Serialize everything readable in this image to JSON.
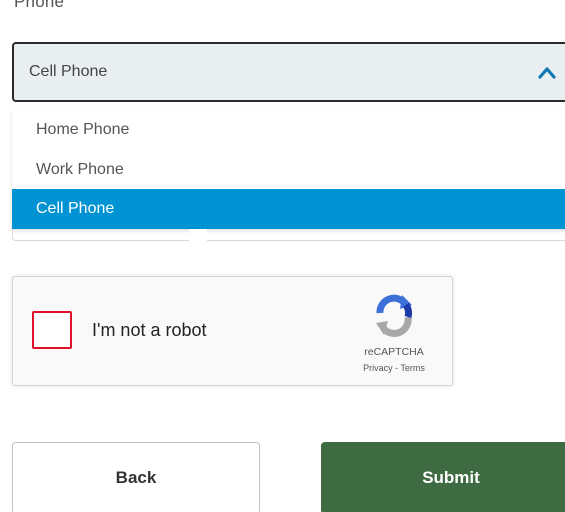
{
  "phone": {
    "label": "Phone",
    "selected_value": "Cell Phone",
    "options": [
      {
        "label": "Home Phone",
        "selected": false
      },
      {
        "label": "Work Phone",
        "selected": false
      },
      {
        "label": "Cell Phone",
        "selected": true
      }
    ]
  },
  "captcha": {
    "label": "I'm not a robot",
    "brand": "reCAPTCHA",
    "links": "Privacy - Terms"
  },
  "actions": {
    "back_label": "Back",
    "submit_label": "Submit"
  },
  "colors": {
    "selected_option_bg": "#0093d4",
    "submit_bg": "#3e6b41",
    "checkbox_border": "#e0112b",
    "chevron": "#0f78b4"
  },
  "icons": {
    "chevron": "chevron-up-icon",
    "captcha_logo": "recaptcha-logo-icon"
  }
}
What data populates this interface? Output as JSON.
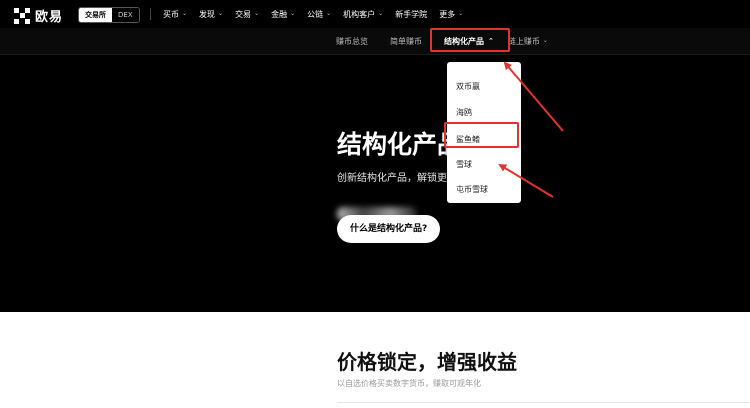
{
  "brand": {
    "name": "欧易",
    "logo_icon": "okx-grid-logo-icon"
  },
  "switcher": {
    "options": [
      "交易所",
      "DEX"
    ],
    "active": "交易所"
  },
  "main_nav": {
    "items": [
      {
        "label": "买币",
        "has_dropdown": true
      },
      {
        "label": "发现",
        "has_dropdown": true
      },
      {
        "label": "交易",
        "has_dropdown": true
      },
      {
        "label": "金融",
        "has_dropdown": true
      },
      {
        "label": "公链",
        "has_dropdown": true
      },
      {
        "label": "机构客户",
        "has_dropdown": true
      },
      {
        "label": "新手学院",
        "has_dropdown": false
      },
      {
        "label": "更多",
        "has_dropdown": true
      }
    ]
  },
  "sub_nav": {
    "items": [
      {
        "label": "赚币总览"
      },
      {
        "label": "简单赚币"
      },
      {
        "label": "结构化产品",
        "active": true,
        "expanded": true
      },
      {
        "label": "链上赚币",
        "has_dropdown": true
      }
    ]
  },
  "dropdown": {
    "items": [
      {
        "label": "双币赢"
      },
      {
        "label": "海鸥"
      },
      {
        "label": "鲨鱼鳍",
        "highlighted": true
      },
      {
        "label": "雪球"
      },
      {
        "label": "屯币雪球"
      }
    ]
  },
  "hero": {
    "title": "结构化产品",
    "subtitle": "创新结构化产品，解锁更",
    "button_label": "什么是结构化产品?"
  },
  "section": {
    "title": "价格锁定，增强收益",
    "subtitle": "以自选价格买卖数字货币，赚取可观年化"
  },
  "colors": {
    "hero_bg": "#000000",
    "annotation_red": "#e0342c",
    "text_white": "#ffffff"
  }
}
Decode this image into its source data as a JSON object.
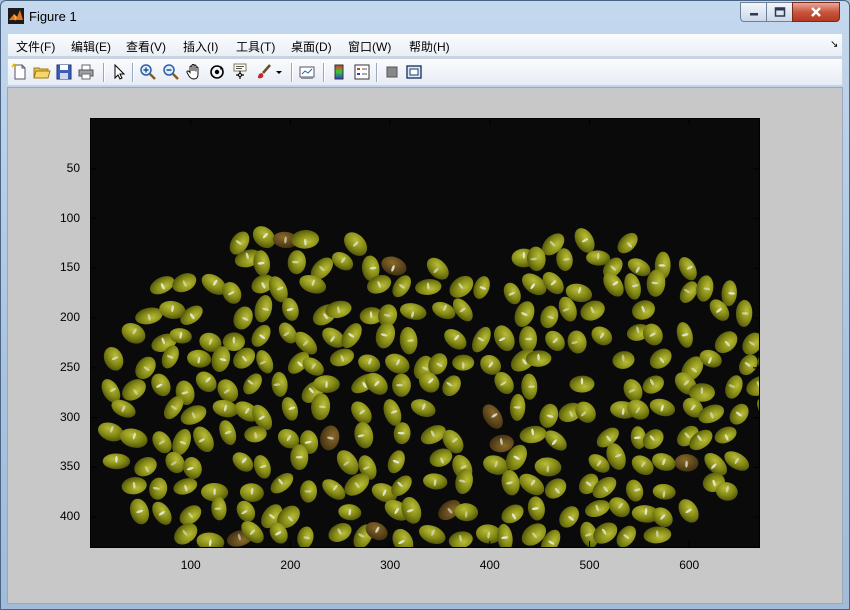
{
  "window": {
    "title": "Figure 1",
    "colors": {
      "close": "#c9553c",
      "frame": "#aac3df"
    }
  },
  "icons": {
    "app": "matlab-logo-icon",
    "minimize": "minimize-icon",
    "maximize": "maximize-icon",
    "close": "close-icon"
  },
  "menu": {
    "items": [
      "文件(F)",
      "编辑(E)",
      "查看(V)",
      "插入(I)",
      "工具(T)",
      "桌面(D)",
      "窗口(W)",
      "帮助(H)"
    ],
    "dock_glyph": "↘"
  },
  "toolbar": {
    "buttons": [
      "new-figure-icon",
      "open-file-icon",
      "save-icon",
      "print-icon",
      "edit-plot-icon",
      "zoom-in-icon",
      "zoom-out-icon",
      "pan-icon",
      "rotate-3d-icon",
      "data-cursor-icon",
      "brush-icon",
      "brush-dropdown-icon",
      "link-plot-icon",
      "insert-colorbar-icon",
      "insert-legend-icon",
      "hide-plot-tools-icon",
      "show-plot-tools-icon"
    ]
  },
  "image_content": {
    "subject": "mung beans on black background",
    "background_color": "#0a0a0a",
    "bean_color": "#8a8f18"
  },
  "axes": {
    "x_ticks": [
      "100",
      "200",
      "300",
      "400",
      "500",
      "600"
    ],
    "y_ticks": [
      "50",
      "100",
      "150",
      "200",
      "250",
      "300",
      "350",
      "400"
    ],
    "x_tick_values": [
      100,
      200,
      300,
      400,
      500,
      600
    ],
    "y_tick_values": [
      50,
      100,
      150,
      200,
      250,
      300,
      350,
      400
    ],
    "xlim": [
      0,
      670
    ],
    "ylim": [
      0,
      430
    ]
  }
}
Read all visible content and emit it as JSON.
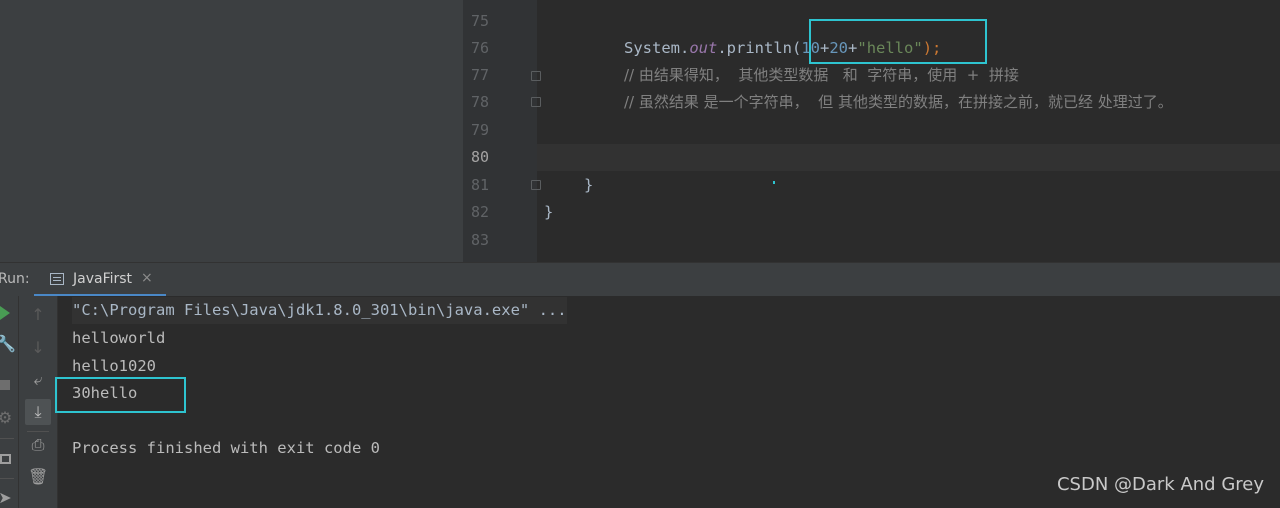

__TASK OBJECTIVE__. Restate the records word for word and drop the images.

__EXERCISE OUTPUT__.
Serialize everything readable in this image to JSON.
{
  "phone": {
    "label": "Phone",
    "selected_value": "Cell Phone",
    "options": [
      {
        "label": "Home Phone",
        "selected": false
      },
      {
        "label": "Work Phone",
        "selected": false
      },
      {
        "label": "Cell Phone",
        "selected": true
      }
    ]
  },
  "captcha": {
    "label": "I'm not a robot",
    "brand": "reCAPTCHA",
    "links": "Privacy - Terms"
  },
  "actions": {
    "back_label": "Back",
    "submit_label": "Submit"
  },
  "colors": {
    "selected_option_bg": "#0093d4",
    "submit_bg": "#3e6b41",
    "checkbox_border": "#e0112b",
    "chevron": "#0f78b4"
  },
  "icons": {
    "chevron": "chevron-up-icon",
    "captcha_logo": "recaptcha-logo-icon"
  }
}
What data populates this interface? Output as JSON.
{
  "brand": {
    "name": "欧易",
    "logo_icon": "okx-grid-logo-icon"
  },
  "switcher": {
    "options": [
      "交易所",
      "DEX"
    ],
    "active": "交易所"
  },
  "main_nav": {
    "items": [
      {
        "label": "买币",
        "has_dropdown": true
      },
      {
        "label": "发现",
        "has_dropdown": true
      },
      {
        "label": "交易",
        "has_dropdown": true
      },
      {
        "label": "金融",
        "has_dropdown": true
      },
      {
        "label": "公链",
        "has_dropdown": true
      },
      {
        "label": "机构客户",
        "has_dropdown": true
      },
      {
        "label": "新手学院",
        "has_dropdown": false
      },
      {
        "label": "更多",
        "has_dropdown": true
      }
    ]
  },
  "sub_nav": {
    "items": [
      {
        "label": "赚币总览"
      },
      {
        "label": "简单赚币"
      },
      {
        "label": "结构化产品",
        "active": true,
        "expanded": true
      },
      {
        "label": "链上赚币",
        "has_dropdown": true
      }
    ]
  },
  "dropdown": {
    "items": [
      {
        "label": "双币赢"
      },
      {
        "label": "海鸥"
      },
      {
        "label": "鲨鱼鳍",
        "highlighted": true
      },
      {
        "label": "雪球"
      },
      {
        "label": "屯币雪球"
      }
    ]
  },
  "hero": {
    "title": "结构化产品",
    "subtitle": "创新结构化产品，解锁更",
    "button_label": "什么是结构化产品?"
  },
  "section": {
    "title": "价格锁定，增强收益",
    "subtitle": "以自选价格买卖数字货币，赚取可观年化"
  },
  "colors": {
    "hero_bg": "#000000",
    "annotation_red": "#e0342c",
    "text_white": "#ffffff"
  }
}
Decode this image into its source data as a JSON object.
{
  "window": {
    "title": "Figure 1",
    "colors": {
      "close": "#c9553c",
      "frame": "#aac3df"
    }
  },
  "icons": {
    "app": "matlab-logo-icon",
    "minimize": "minimize-icon",
    "maximize": "maximize-icon",
    "close": "close-icon"
  },
  "menu": {
    "items": [
      "文件(F)",
      "编辑(E)",
      "查看(V)",
      "插入(I)",
      "工具(T)",
      "桌面(D)",
      "窗口(W)",
      "帮助(H)"
    ],
    "dock_glyph": "↘"
  },
  "toolbar": {
    "buttons": [
      "new-figure-icon",
      "open-file-icon",
      "save-icon",
      "print-icon",
      "edit-plot-icon",
      "zoom-in-icon",
      "zoom-out-icon",
      "pan-icon",
      "rotate-3d-icon",
      "data-cursor-icon",
      "brush-icon",
      "brush-dropdown-icon",
      "link-plot-icon",
      "insert-colorbar-icon",
      "insert-legend-icon",
      "hide-plot-tools-icon",
      "show-plot-tools-icon"
    ]
  },
  "image_content": {
    "subject": "mung beans on black background",
    "background_color": "#0a0a0a",
    "bean_color": "#8a8f18"
  },
  "axes": {
    "x_ticks": [
      "100",
      "200",
      "300",
      "400",
      "500",
      "600"
    ],
    "y_ticks": [
      "50",
      "100",
      "150",
      "200",
      "250",
      "300",
      "350",
      "400"
    ],
    "x_tick_values": [
      100,
      200,
      300,
      400,
      500,
      600
    ],
    "y_tick_values": [
      50,
      100,
      150,
      200,
      250,
      300,
      350,
      400
    ],
    "xlim": [
      0,
      670
    ],
    "ylim": [
      0,
      430
    ]
  }
}
Read all visible content and emit it as JSON.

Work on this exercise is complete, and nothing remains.